BY Deepti Chavan and Debshree Lokhande
Fear and paranoia have gripped the world today because of COVID-19 — a highly infectious disease. There is uncertainty, stigma and resulting mental health stress for those at risk or affected. People forget, however, that before this, there have been other infectious diseases such as SARS, HIV and the ancient TB.
These infectious diseases have only ever been talked about in hushed tones. Even more hushed are whispers about mental health issues. But when it comes to talking about infectious disease and mental health together — all that exists is silence.
As we fight COVID-19, what can we learn from TB and HIV and their impact on patients’ mental health? As survivors of drug-resistant TB, having battled the disease for years, we have experienced the impact of infectious disease on mental health.
Dealing with a TB diagnosis is mentally exhausting. A drug-resistant TB diagnosis is even more traumatising. As news reports indicate, a diagnosis of COVID-19 is no different — people panic, and some even flee because of the fear of being in quarantine.
TB treatment is long — nine months for drug-sensitive TB and two years for DR TB; and involves taking multiple medicines, and in some cases, even painful injections. It comes with a host of mental health side effects such as psychological distress, anxiety, depression and psychosis that affect a patient’s quality of life.
For COVID-19 patients, from the moment of diagnosis, the absence of a cure, the fear, stigma and the guilt of infecting others has an enormous mental health impact. In both cases, patients feel depressed, frustrated and anxious about recovery.
In TB, certain TB medicines like Cycloserine directly impact mental health. It causes extreme mood swings, depression and anxiety.
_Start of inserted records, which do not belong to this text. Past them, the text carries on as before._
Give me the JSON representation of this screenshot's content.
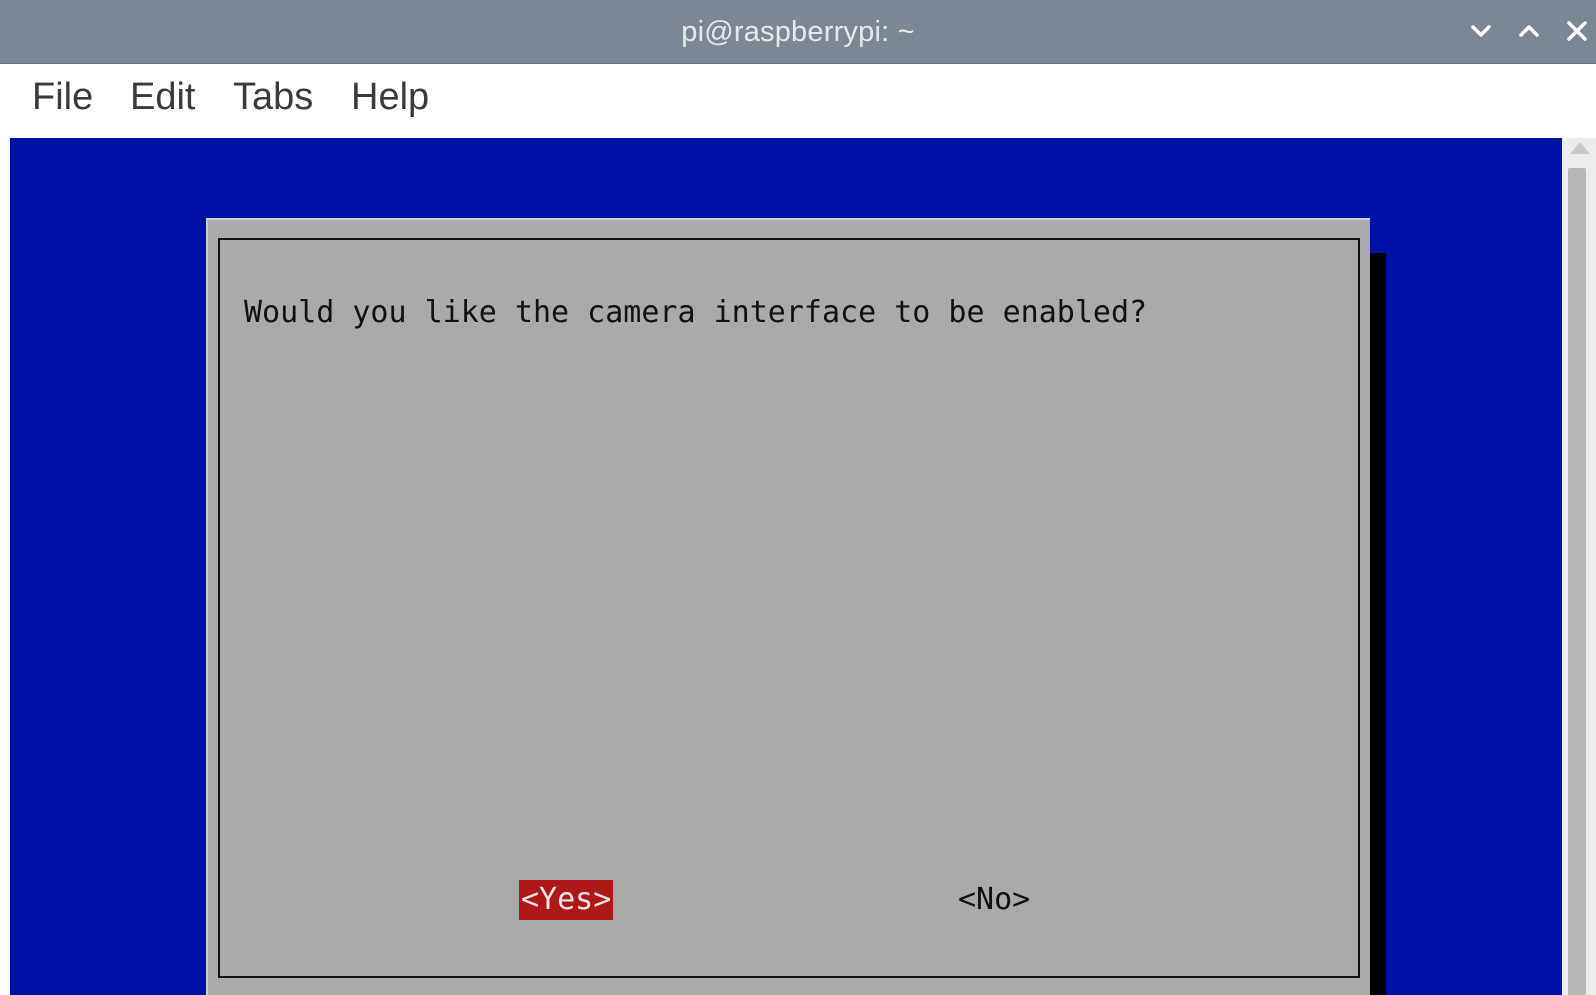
{
  "window": {
    "title": "pi@raspberrypi: ~",
    "controls": {
      "minimize_icon": "chevron-down-icon",
      "maximize_icon": "chevron-up-icon",
      "close_icon": "close-icon"
    }
  },
  "menubar": {
    "items": [
      {
        "label": "File"
      },
      {
        "label": "Edit"
      },
      {
        "label": "Tabs"
      },
      {
        "label": "Help"
      }
    ]
  },
  "dialog": {
    "question": "Would you like the camera interface to be enabled?",
    "yes_label": "<Yes>",
    "no_label": "<No>",
    "selected": "yes"
  },
  "colors": {
    "titlebar": "#7b8794",
    "terminal_background": "#0011a8",
    "dialog_background": "#aaaaaa",
    "selected_button": "#b01818"
  }
}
In extreme cases, it can cause mental breakdowns and worsen pre-existing mental health conditions. In COVID-19, the stigma and fear play a similar role. Patients can become paranoid, irritable and sometimes even aggressive.
Moreover, in COVID-19 and in pulmonary TB, patients are forced to isolate due to the highly infectious nature of these diseases. These patients struggle with loneliness and despair. In both cases, depression and/or anxiety are obvious outcomes. Simple tasks like eating or taking a shower seem impossible. Not surprisingly, patients find it difficult to speak about their challenges, access health services or even take their medicines. In extreme cases, many patients report feeling suicidal.
Even after cure, there is the obvious stigma and lack of self-esteem. In the case of COVID-19, affected individuals don’t know how to disclose their status. It is the same in TB and HIV. The residual stigma from TB and the continuing stigma in HIV cause patients to lose their self-confidence, and it causes self-blame. They withdraw from people and social situations, and this isolation often leads to depression.
Yet, alongside exists a promising reality — COVID-19 is not always dangerous, TB is curable and HIV is almost a chronic disease. So mental health challenges, if addressed, can be transitory. Stories from TB and HIV are proof of this.
These are stories of hope. One of our fellow drug-resistant TB survivors now spends his vacations mountain climbing. Another TB survivor, a copywriter, found solace in writing. Yet another TB survivor rediscovered a new career as an educator. People living with HIV also have gone on to live perfectly normal lives, speaking about it without fear. Each of them faced mental health challenges during treatment but overcame them.
We need to incorporate a mental health component in our COVID-19 response to help patients cope.
First, we need to sensitise medical professionals and health workers about mental health and COVID-19, TB or HIV and train them in basic counselling. Second, screen COVID-19 patients for mental health issues at the time of diagnosis and intermittently during treatment.
Also, counsel patients and families through diagnosis and treatment to sensitise them about the impact these diseases have on mental health. It also includes equipping them with self-care strategies and with ways to cope. Families need to be encouraged to support patients by giving them positive stories of hope and recovery from other diseases as well.
Also, acknowledge that there is no shame in having mental health issues and seeking help. Not only can these survivors turn their lives around, but they can also help others.
Finally, we need to create a public narrative on mental health and destigmatize it by stressing that mental health is important for everybody. Nobody is immune to mental health issues or infectious diseases. This is a time of crisis, and mental stress is a given. A cure for COVID 19 may come when it comes, but empathy and consolation are our most important medicines right now.
India needs to talk about mental health and COVID-19, HIV and TB in its homes, offices, schools, and colleges. Mental health and these diseases need to become the subject of mainstream conversations. There has never been a better time to do this.